> [Problem description]
Without changing a word, return the listing below, minus its images.

──────────────────────────────

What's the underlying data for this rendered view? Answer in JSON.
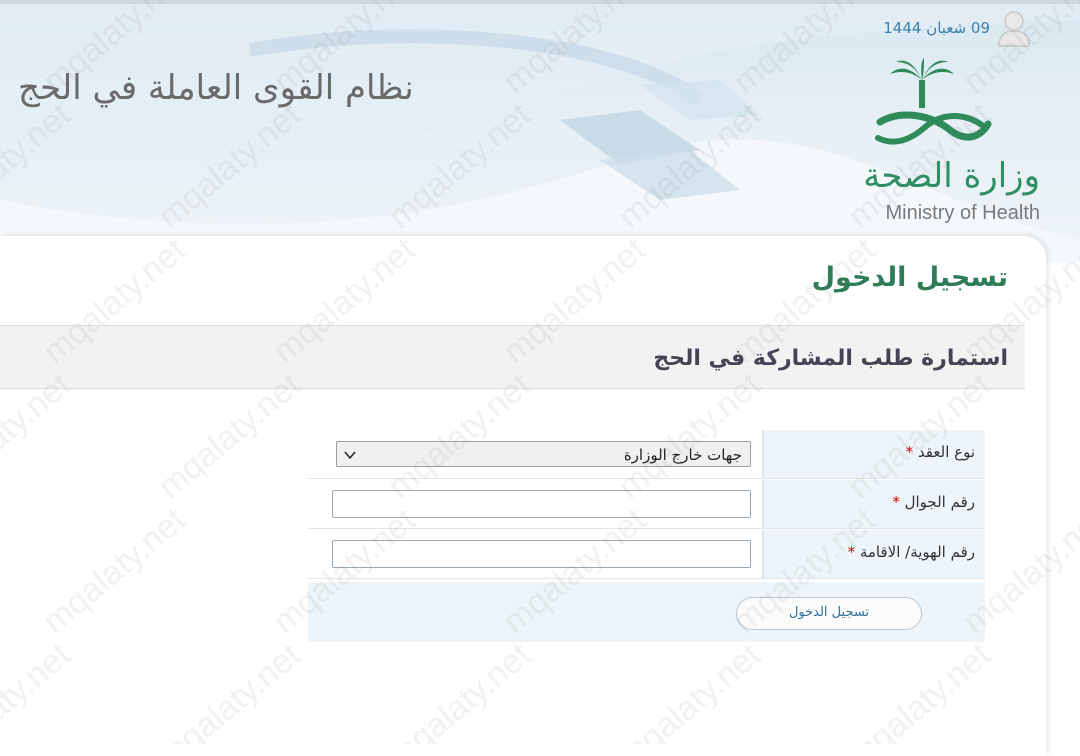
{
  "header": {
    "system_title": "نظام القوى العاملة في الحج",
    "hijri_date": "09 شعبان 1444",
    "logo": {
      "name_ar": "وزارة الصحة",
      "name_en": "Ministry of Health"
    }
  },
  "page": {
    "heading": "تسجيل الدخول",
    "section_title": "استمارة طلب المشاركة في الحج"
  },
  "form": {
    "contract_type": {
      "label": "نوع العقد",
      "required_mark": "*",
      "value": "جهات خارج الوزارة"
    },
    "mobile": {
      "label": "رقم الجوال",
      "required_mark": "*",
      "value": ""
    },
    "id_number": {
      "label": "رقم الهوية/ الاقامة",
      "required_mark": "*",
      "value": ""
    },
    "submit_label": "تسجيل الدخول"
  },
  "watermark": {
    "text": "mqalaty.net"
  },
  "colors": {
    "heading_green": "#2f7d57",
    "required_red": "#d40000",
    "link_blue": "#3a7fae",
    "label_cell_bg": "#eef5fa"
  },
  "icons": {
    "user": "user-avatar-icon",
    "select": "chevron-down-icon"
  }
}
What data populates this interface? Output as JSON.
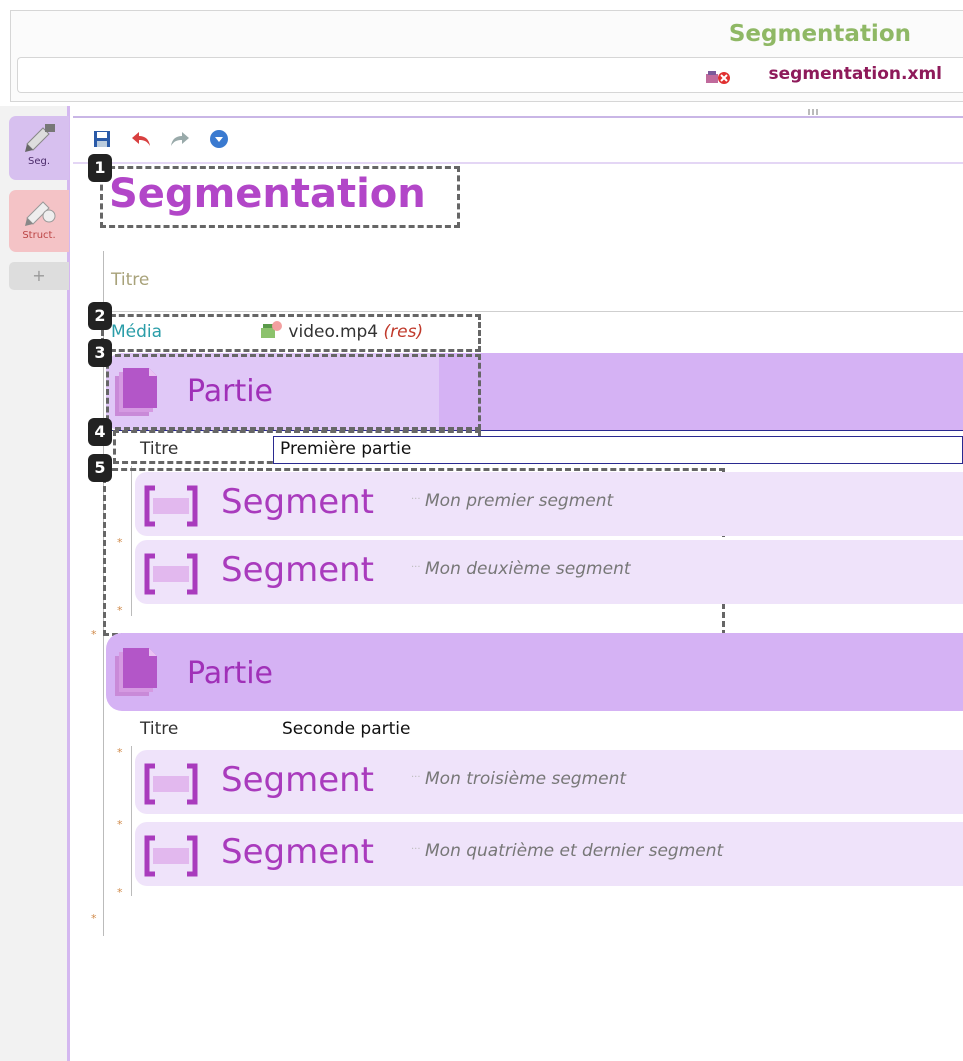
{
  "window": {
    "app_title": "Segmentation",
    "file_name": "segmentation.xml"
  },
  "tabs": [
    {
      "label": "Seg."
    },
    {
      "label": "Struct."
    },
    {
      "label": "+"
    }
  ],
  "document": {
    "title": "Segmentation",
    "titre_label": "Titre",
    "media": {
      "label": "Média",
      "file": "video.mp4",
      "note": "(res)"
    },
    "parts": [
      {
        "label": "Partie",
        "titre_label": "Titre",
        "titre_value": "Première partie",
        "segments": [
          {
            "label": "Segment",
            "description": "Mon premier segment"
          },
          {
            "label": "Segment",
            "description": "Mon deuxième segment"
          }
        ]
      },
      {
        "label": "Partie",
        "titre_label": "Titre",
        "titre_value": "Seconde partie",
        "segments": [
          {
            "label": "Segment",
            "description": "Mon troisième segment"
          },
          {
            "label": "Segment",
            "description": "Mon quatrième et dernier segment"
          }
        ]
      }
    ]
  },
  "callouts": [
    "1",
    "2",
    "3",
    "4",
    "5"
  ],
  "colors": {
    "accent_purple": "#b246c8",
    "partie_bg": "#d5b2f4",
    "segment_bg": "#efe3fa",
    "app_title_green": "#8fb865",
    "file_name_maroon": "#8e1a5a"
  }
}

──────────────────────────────

> [Solution]
What's the underlying data for this rendered view? Answer in JSON.
{
  "header": {
    "system_title": "نظام القوى العاملة في الحج",
    "hijri_date": "09 شعبان 1444",
    "logo": {
      "name_ar": "وزارة الصحة",
      "name_en": "Ministry of Health"
    }
  },
  "page": {
    "heading": "تسجيل الدخول",
    "section_title": "استمارة طلب المشاركة في الحج"
  },
  "form": {
    "contract_type": {
      "label": "نوع العقد",
      "required_mark": "*",
      "value": "جهات خارج الوزارة"
    },
    "mobile": {
      "label": "رقم الجوال",
      "required_mark": "*",
      "value": ""
    },
    "id_number": {
      "label": "رقم الهوية/ الاقامة",
      "required_mark": "*",
      "value": ""
    },
    "submit_label": "تسجيل الدخول"
  },
  "watermark": {
    "text": "mqalaty.net"
  },
  "colors": {
    "heading_green": "#2f7d57",
    "required_red": "#d40000",
    "link_blue": "#3a7fae",
    "label_cell_bg": "#eef5fa"
  },
  "icons": {
    "user": "user-avatar-icon",
    "select": "chevron-down-icon"
  }
}
What data populates this interface? Output as JSON.
{
  "window": {
    "app_title": "Segmentation",
    "file_name": "segmentation.xml"
  },
  "tabs": [
    {
      "label": "Seg."
    },
    {
      "label": "Struct."
    },
    {
      "label": "+"
    }
  ],
  "document": {
    "title": "Segmentation",
    "titre_label": "Titre",
    "media": {
      "label": "Média",
      "file": "video.mp4",
      "note": "(res)"
    },
    "parts": [
      {
        "label": "Partie",
        "titre_label": "Titre",
        "titre_value": "Première partie",
        "segments": [
          {
            "label": "Segment",
            "description": "Mon premier segment"
          },
          {
            "label": "Segment",
            "description": "Mon deuxième segment"
          }
        ]
      },
      {
        "label": "Partie",
        "titre_label": "Titre",
        "titre_value": "Seconde partie",
        "segments": [
          {
            "label": "Segment",
            "description": "Mon troisième segment"
          },
          {
            "label": "Segment",
            "description": "Mon quatrième et dernier segment"
          }
        ]
      }
    ]
  },
  "callouts": [
    "1",
    "2",
    "3",
    "4",
    "5"
  ],
  "colors": {
    "accent_purple": "#b246c8",
    "partie_bg": "#d5b2f4",
    "segment_bg": "#efe3fa",
    "app_title_green": "#8fb865",
    "file_name_maroon": "#8e1a5a"
  }
}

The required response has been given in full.